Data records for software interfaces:
**********

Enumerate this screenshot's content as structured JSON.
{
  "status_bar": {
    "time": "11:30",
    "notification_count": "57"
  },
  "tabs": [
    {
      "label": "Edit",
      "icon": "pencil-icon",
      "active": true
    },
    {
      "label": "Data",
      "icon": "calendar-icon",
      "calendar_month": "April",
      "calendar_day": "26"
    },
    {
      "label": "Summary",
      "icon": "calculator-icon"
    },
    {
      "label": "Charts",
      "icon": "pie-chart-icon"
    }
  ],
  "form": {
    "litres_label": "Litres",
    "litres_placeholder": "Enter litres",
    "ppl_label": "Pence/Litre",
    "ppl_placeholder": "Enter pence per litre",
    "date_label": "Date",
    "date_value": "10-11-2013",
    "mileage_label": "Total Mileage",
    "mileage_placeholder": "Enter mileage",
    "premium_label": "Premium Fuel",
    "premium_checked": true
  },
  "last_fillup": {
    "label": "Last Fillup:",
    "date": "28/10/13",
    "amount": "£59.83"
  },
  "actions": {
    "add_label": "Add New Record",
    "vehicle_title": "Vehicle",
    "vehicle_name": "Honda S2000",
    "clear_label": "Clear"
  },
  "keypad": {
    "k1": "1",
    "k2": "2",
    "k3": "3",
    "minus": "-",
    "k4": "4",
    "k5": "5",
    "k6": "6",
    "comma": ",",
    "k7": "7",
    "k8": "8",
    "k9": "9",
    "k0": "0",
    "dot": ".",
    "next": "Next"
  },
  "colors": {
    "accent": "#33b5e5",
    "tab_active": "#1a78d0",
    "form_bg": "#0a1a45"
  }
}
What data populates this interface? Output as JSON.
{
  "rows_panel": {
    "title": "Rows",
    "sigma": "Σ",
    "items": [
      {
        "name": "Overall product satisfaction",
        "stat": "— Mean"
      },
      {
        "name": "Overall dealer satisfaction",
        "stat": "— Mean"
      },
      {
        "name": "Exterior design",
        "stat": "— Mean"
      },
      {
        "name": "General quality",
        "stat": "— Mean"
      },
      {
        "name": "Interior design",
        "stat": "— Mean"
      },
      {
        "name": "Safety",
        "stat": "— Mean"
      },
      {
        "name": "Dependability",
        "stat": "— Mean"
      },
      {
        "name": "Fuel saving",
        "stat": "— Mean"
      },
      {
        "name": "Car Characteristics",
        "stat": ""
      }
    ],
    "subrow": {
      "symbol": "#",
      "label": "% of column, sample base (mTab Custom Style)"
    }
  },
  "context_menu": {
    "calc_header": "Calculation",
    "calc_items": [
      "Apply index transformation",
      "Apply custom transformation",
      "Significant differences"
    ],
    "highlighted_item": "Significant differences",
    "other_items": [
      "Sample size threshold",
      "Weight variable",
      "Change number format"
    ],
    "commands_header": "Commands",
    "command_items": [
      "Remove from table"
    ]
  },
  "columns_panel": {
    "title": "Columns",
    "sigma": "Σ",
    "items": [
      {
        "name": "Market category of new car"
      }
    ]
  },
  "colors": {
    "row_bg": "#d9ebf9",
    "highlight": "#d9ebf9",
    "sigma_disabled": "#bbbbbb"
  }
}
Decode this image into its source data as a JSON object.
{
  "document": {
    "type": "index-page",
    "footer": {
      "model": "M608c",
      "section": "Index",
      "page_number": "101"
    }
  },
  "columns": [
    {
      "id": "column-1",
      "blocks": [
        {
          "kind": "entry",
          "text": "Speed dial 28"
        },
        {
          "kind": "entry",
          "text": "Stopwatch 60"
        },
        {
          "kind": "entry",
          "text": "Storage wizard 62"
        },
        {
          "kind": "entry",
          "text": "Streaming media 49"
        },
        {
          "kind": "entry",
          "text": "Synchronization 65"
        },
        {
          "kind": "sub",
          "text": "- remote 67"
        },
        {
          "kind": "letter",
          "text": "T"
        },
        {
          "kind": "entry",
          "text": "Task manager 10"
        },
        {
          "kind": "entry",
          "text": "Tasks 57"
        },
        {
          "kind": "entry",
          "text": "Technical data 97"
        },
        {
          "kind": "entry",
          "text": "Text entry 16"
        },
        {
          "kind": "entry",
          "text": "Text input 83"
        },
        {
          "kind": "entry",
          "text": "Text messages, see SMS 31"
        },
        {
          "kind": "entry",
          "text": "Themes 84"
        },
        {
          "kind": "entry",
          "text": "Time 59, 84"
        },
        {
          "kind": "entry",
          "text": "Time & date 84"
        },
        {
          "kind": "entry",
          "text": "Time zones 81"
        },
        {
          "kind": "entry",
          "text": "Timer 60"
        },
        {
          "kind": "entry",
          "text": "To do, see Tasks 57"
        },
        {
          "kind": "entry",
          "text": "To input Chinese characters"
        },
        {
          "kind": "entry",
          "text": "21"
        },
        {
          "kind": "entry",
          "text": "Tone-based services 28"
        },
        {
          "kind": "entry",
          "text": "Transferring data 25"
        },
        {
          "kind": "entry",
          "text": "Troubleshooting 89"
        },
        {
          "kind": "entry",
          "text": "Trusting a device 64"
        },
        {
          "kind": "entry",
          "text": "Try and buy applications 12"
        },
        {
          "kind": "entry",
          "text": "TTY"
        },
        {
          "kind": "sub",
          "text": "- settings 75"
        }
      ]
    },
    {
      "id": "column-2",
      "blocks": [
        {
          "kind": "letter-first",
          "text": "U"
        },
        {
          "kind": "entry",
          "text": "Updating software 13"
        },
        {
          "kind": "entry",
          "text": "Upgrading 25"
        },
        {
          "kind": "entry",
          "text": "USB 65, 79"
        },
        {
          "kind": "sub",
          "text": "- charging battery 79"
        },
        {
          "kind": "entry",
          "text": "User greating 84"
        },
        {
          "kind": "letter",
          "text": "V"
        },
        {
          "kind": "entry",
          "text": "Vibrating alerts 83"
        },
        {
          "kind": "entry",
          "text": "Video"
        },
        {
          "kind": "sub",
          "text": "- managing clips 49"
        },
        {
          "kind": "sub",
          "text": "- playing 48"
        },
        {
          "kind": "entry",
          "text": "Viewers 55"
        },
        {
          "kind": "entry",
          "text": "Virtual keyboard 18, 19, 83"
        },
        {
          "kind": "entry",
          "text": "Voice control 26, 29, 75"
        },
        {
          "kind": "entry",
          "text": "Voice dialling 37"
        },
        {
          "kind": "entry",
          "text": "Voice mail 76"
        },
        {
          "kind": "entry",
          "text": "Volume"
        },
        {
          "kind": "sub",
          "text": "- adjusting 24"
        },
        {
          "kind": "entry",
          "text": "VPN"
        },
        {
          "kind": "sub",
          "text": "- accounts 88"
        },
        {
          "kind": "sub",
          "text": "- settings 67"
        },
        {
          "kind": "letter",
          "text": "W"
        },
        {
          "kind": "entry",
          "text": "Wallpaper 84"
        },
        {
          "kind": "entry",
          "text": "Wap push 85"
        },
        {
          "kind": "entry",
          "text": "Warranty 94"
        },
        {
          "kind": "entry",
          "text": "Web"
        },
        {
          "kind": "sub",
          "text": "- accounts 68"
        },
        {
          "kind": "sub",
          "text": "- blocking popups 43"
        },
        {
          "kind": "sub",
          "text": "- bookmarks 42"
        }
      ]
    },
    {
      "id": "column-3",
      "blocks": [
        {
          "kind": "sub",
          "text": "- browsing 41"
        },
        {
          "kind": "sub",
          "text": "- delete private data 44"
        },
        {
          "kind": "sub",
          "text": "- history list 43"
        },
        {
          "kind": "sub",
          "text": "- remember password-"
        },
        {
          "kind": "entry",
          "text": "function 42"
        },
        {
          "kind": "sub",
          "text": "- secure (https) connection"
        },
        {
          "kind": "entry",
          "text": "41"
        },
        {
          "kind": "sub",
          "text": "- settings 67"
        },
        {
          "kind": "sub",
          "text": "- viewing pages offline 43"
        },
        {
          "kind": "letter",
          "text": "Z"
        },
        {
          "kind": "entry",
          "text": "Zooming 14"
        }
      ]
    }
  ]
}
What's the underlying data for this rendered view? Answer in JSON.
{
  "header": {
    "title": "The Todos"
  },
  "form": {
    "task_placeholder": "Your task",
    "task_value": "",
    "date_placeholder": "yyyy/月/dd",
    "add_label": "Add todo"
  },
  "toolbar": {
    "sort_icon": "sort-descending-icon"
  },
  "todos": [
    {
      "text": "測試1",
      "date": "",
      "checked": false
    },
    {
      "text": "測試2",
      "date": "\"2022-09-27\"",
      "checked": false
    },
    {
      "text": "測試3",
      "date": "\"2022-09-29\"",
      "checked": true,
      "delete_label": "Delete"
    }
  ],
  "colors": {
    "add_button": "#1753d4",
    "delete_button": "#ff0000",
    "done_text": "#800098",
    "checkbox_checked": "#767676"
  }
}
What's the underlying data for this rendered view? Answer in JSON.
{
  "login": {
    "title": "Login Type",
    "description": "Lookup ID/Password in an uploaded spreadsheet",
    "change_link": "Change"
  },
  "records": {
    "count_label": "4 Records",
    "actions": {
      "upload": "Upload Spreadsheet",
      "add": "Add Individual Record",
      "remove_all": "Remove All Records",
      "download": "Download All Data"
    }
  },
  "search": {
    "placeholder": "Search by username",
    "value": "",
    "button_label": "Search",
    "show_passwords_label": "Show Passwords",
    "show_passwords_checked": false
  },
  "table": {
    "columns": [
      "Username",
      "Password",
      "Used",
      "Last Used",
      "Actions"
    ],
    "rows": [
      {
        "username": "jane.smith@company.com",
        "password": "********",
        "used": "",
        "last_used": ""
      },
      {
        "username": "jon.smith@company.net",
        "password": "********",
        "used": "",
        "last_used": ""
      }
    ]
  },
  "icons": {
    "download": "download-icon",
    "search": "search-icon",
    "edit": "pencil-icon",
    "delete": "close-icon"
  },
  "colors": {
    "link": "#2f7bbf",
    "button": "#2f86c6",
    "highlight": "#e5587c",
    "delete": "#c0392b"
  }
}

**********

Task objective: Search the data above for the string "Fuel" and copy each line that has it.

Expected output:
    "premium_label": "Premium Fuel",
        "name": "Fuel saving",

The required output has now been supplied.